Regarding branding. This is a tough choice to call, and you can go either way, but as you mentioned, you will want to think of the overall mission and vision of your company. While there is nothing wrong with choosing your name as your photography business, it really does not set you apart from a growing field of other photographers doing the same. It's hard enough to stand out in this field, starting with your name can help.

Patrick Hall's picture

I think for your name to work, like all other photographers that have come before, you really have to create work that stands out from everyone. It’s def hard work but it can be done. The key is becoming an expert in a certain field or having a viral set of images that everyone knows or recognizes. Let’s call it the Jill Greenberg effect :)

Most of the people I know use their name as the name of the business, unless they are part of a studio.

"The key is becoming an expert in a certain field or having a viral set of images that everyone knows or recognizes."

Well, yes that is true. But many people are doing things the way they've always been done, doing things the way their client wants or copying / imitating / emulating or being inspired by other photographers. There is very little originality out there.

Aleksey Zozulya's picture

Constantly thinking about this topic... specialization and branding are clearly more effective marketing strategies... but haven't made a decision to fragment & rebrand yet.

Drew Peacock's picture

I learned this the hard way. Turns out "Indecent Exposures" doesn't paint the most positive picture for my business. I'm in the process of re-branding to "School Shooter" since I specialize in yearbook portraits!

Pawel Paoro Witkowski's picture

Specialities changes over time, as well as great ideas for cool name. In time something that you invented in the past might be childish and silly. Brand that stick to your name is building your business around your person. Yes in the early stages of business development it could be better to have name that states something, but in the end it depends on if you want to be the end selling product - you as a photographer - or stick to things that you've started, and hard to say if you willing to do it in after 10 years from now?
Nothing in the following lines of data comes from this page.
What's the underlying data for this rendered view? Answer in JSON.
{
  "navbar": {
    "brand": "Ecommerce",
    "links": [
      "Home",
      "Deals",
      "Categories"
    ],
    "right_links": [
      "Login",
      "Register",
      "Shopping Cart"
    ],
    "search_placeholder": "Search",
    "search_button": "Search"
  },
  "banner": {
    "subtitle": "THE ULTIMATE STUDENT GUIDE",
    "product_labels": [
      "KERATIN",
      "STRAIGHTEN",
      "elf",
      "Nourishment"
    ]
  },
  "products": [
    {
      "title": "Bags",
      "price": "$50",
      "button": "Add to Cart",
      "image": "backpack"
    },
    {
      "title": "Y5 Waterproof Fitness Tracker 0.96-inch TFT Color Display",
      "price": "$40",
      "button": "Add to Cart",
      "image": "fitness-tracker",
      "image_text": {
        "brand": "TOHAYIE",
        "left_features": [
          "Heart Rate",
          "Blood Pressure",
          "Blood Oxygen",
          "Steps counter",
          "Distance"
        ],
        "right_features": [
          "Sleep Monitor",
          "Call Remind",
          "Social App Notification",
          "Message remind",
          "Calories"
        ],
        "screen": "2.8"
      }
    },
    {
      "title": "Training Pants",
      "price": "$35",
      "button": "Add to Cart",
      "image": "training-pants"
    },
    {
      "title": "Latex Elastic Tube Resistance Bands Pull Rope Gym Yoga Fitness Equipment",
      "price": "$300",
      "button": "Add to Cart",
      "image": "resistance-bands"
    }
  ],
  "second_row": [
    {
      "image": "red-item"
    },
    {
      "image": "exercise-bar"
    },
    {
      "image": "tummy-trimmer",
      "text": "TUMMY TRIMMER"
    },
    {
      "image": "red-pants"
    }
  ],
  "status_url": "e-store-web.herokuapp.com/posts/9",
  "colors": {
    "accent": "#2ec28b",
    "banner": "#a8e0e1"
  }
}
I started from some invented names, and then switched to other invented name just to end up creating brand around my name. Your name will never sound silly, and I believe that's why biggest photographers out there also go this path.

Lee Christiansen's picture

I wanted to call my company Sticky Pictures - until friends advised how that may sound to a less innocent ear... :)

Lee Ramsden's picture

haha good call. Do you offer a laminated option :)

Lee Ramsden's picture

I would suggest not just the name,
another rabbit hole to go down is photographer Bio's / about pages

How many say
Since using a camera for the first time at the age of 2,
i have been passionate and love photography..

My faves are the self titles, like master of light,
creator of light,
mast light shaper.
Think by toning it down a bit and just be you, not this mystical photo wizard
connects better.

Stuart Carver's picture

"The Lens Fettler"

Thomas Herbst's picture

Regarding having the same name across multiple platforms, what if you want and can get the domain containing just your name, however e.g. Instagram does not have it available, BUT @yournamephotography is available. Is it too much of a leap to make the connection between these two or should they really be the same?

Looking forward to the rest of the series!

Patrick Hall's picture

Yeah obviously you can take whatever you can. In an ideal world you'd have everything the same but sometimes a domain name is the most valuable with "photo" or "official" or "real" added to your other social media channels.

Ted Mercede's picture

I first started with using my last name "Mercede" as Mercede's Photography, but after doing a search on my website for that, found out I was buried under pages and pages of Mercedes car dealers and car reviews. Quickly got rid of my name being part of the business.